(Entries from a dataset of interfaces)
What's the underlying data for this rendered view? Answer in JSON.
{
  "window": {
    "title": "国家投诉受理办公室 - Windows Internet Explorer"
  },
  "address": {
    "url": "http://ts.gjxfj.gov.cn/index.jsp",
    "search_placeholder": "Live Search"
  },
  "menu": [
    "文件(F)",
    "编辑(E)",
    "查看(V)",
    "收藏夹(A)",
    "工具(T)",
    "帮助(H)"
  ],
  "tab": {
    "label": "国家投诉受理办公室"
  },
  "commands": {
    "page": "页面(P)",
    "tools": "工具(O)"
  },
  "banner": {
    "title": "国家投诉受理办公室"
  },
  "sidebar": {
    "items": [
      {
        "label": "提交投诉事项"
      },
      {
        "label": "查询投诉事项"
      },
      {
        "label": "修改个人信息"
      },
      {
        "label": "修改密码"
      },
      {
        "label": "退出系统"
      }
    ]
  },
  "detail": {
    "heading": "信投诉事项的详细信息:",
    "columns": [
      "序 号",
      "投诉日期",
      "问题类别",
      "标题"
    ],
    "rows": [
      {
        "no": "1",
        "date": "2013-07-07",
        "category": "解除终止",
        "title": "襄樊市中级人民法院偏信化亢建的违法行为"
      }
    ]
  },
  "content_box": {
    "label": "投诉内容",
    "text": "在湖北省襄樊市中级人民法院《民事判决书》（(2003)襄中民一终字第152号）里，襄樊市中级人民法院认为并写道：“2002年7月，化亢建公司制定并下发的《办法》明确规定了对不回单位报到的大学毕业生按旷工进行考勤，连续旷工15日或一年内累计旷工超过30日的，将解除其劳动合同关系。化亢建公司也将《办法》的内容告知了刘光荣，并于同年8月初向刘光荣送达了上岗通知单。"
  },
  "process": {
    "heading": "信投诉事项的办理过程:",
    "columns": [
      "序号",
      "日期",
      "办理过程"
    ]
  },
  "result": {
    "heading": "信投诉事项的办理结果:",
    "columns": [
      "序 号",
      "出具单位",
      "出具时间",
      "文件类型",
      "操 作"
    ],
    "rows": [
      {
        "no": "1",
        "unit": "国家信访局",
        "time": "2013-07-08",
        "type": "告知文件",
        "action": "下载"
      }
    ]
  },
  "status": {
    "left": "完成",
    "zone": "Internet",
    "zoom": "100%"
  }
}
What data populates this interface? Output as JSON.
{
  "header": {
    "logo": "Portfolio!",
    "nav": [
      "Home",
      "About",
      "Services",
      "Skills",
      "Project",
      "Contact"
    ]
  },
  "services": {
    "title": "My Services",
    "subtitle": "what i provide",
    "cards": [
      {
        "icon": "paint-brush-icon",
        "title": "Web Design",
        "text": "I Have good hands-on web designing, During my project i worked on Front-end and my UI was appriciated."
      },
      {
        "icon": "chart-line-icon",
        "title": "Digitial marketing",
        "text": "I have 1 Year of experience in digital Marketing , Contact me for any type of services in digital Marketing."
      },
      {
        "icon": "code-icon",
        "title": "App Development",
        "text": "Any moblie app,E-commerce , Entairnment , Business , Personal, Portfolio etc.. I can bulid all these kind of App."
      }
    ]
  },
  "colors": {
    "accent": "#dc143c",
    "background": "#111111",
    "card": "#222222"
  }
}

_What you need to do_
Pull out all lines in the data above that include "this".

_Task response_
What's the underlying data for this rendered view? Answer in JSON.
What data populates this interface? Output as JSON.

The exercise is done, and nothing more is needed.